:: What to produce ::
Copy each line of the following material exactly.

:: Material to process ::
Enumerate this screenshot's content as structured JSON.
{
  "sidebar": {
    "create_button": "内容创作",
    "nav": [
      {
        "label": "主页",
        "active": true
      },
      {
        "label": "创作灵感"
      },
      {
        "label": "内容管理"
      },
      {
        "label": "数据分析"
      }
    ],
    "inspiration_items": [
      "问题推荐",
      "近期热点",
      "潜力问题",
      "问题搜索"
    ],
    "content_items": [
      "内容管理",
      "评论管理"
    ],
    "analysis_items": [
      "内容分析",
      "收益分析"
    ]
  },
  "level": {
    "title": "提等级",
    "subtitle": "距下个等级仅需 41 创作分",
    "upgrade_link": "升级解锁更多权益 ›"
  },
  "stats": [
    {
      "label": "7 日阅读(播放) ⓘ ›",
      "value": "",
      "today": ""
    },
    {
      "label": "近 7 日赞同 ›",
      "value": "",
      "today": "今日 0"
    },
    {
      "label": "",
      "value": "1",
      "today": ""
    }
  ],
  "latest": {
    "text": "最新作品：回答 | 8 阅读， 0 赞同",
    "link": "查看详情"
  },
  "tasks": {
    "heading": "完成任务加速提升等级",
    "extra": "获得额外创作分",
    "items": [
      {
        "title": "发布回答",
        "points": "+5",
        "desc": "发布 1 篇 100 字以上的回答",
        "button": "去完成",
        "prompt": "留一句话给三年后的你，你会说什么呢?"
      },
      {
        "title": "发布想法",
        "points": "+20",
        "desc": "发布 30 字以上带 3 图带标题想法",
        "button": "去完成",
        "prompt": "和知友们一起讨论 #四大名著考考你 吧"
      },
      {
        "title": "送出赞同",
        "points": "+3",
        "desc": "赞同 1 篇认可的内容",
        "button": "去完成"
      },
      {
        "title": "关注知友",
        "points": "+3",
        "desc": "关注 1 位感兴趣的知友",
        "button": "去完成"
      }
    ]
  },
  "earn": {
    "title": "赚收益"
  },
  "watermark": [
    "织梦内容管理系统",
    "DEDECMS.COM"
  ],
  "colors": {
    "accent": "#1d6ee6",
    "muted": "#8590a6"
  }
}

:: Answer for the task ::
Enumerate this screenshot's content as structured JSON.
{
  "sidebar": {
    "create_button": "内容创作",
    "nav": [
      {
        "label": "主页",
        "active": true
      },
      {
        "label": "创作灵感"
      },
      {
        "label": "内容管理"
      },
      {
        "label": "数据分析"
      }
    ],
    "inspiration_items": [
      "问题推荐",
      "近期热点",
      "潜力问题",
      "问题搜索"
    ],
    "content_items": [
      "内容管理",
      "评论管理"
    ],
    "analysis_items": [
      "内容分析",
      "收益分析"
    ]
  },
  "level": {
    "title": "提等级",
    "subtitle": "距下个等级仅需 41 创作分",
    "upgrade_link": "升级解锁更多权益 ›"
  },
  "stats": [
    {
      "label": "7 日阅读(播放) ⓘ ›",
      "value": "",
      "today": ""
    },
    {
      "label": "近 7 日赞同 ›",
      "value": "",
      "today": "今日 0"
    },
    {
      "label": "",
      "value": "1",
      "today": ""
    }
  ],
  "latest": {
    "text": "最新作品：回答 | 8 阅读， 0 赞同",
    "link": "查看详情"
  },
  "tasks": {
    "heading": "完成任务加速提升等级",
    "extra": "获得额外创作分",
    "items": [
      {
        "title": "发布回答",
        "points": "+5",
        "desc": "发布 1 篇 100 字以上的回答",
        "button": "去完成",
        "prompt": "留一句话给三年后的你，你会说什么呢?"
      },
      {
        "title": "发布想法",
        "points": "+20",
        "desc": "发布 30 字以上带 3 图带标题想法",
        "button": "去完成",
        "prompt": "和知友们一起讨论 #四大名著考考你 吧"
      },
      {
        "title": "送出赞同",
        "points": "+3",
        "desc": "赞同 1 篇认可的内容",
        "button": "去完成"
      },
      {
        "title": "关注知友",
        "points": "+3",
        "desc": "关注 1 位感兴趣的知友",
        "button": "去完成"
      }
    ]
  },
  "earn": {
    "title": "赚收益"
  },
  "watermark": [
    "织梦内容管理系统",
    "DEDECMS.COM"
  ],
  "colors": {
    "accent": "#1d6ee6",
    "muted": "#8590a6"
  }
}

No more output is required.